Panagiotou and Stavrakoudis Agricultural and Food Economics (2015) 3:6
DOI 10.1186/s40100-015-0029-2

Copula-Based Models of Systemic Risk in U.S. Agriculture: Implications for Crop Insurance and
Reinsurance Contracts Barry K. Goodwin
October 22, 2012

Friday, August 7, 2015

Data Cleaning

I previously wrote about the importance of hacking skills for economics researchers and said that it may be one of the most important econometrics lessons you never learned.

In one of his regular 'metrics Monday posts, Marc Bellemare recently wrote about data cleaning. He made a lot of great points and this really stands out to me:

"So what I suggest–and what I try to do myself–is to write a .do file that begins by loading raw data files (i.e., Excel or ASCII files) in memory, merges and appends them with one another, and which documents every data-cleaning decision via embedded comments (in Stata, those comments are lines that begin with an asterisk) so as to allow others to see what assumptions have been made and when. This is like writing a chemistry lab report which another chemist could use to replicate your work.

Lastly, another thing I did when I first cleaned data was to “replicate” my own data cleaning: When I had received all the files for my dissertation data in 2004, the data were spread across a dozen spreadsheets. I first merged and cleaned them and did about a month’s worth of empirical work with the data.

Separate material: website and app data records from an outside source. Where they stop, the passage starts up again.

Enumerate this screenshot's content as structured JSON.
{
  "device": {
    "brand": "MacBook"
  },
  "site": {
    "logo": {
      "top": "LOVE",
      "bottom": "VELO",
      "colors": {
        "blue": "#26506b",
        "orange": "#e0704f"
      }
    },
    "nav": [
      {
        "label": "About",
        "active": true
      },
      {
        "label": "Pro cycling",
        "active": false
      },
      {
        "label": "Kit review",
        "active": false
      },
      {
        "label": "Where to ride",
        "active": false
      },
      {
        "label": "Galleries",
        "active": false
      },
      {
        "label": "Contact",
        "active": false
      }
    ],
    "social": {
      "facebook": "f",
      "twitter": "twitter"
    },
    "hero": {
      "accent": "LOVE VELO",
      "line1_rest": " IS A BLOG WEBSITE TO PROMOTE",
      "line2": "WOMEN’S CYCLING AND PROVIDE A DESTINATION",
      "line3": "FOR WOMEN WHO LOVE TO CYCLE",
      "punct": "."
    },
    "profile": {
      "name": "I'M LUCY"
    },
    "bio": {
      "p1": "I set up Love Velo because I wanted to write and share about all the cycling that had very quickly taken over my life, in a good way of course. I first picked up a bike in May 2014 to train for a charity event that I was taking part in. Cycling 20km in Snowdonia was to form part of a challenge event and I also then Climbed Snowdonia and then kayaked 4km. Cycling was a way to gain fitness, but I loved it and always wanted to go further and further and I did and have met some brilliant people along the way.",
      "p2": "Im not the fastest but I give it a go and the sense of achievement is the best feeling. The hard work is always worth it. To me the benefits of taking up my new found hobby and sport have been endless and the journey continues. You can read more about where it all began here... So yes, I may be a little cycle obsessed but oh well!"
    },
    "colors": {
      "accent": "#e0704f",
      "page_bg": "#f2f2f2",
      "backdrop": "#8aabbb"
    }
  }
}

I then decided to re-merge and re-clean everything from scratch just to make sure I had done everything right the first time."

The ability to document everything you do with the data, and ensure repeatability and accuracy is priceless! I somehow get the feeling that this is not something that is practiced religiously in a lot of spaces, and makes me cringe every time a hear about results from a ‘study.’ But in the corporate space where I work, this makes collaboration with other groups and teams go a lot smoother if everyone can get back to the same starting point when it comes to processing the data. This is especially helpful when pulling it together from a myriad of servers and non-traditional data sources and formats that characterize today's big data challenges. And in the academic space, just think about the Quarterly Journal of Political Science's requirements related to providing a replication package with article submissions.  Sometimes this sort of 'janitor' work can constitute up to 80% of a data scientist's workload, but its well worth the effort if done appropriately. Good documentation throughout the process adds to the workload, but pays dividends.

See also:
In God we trust, all others show me your code.
Data Science, 10% inspiration, 90% perspiration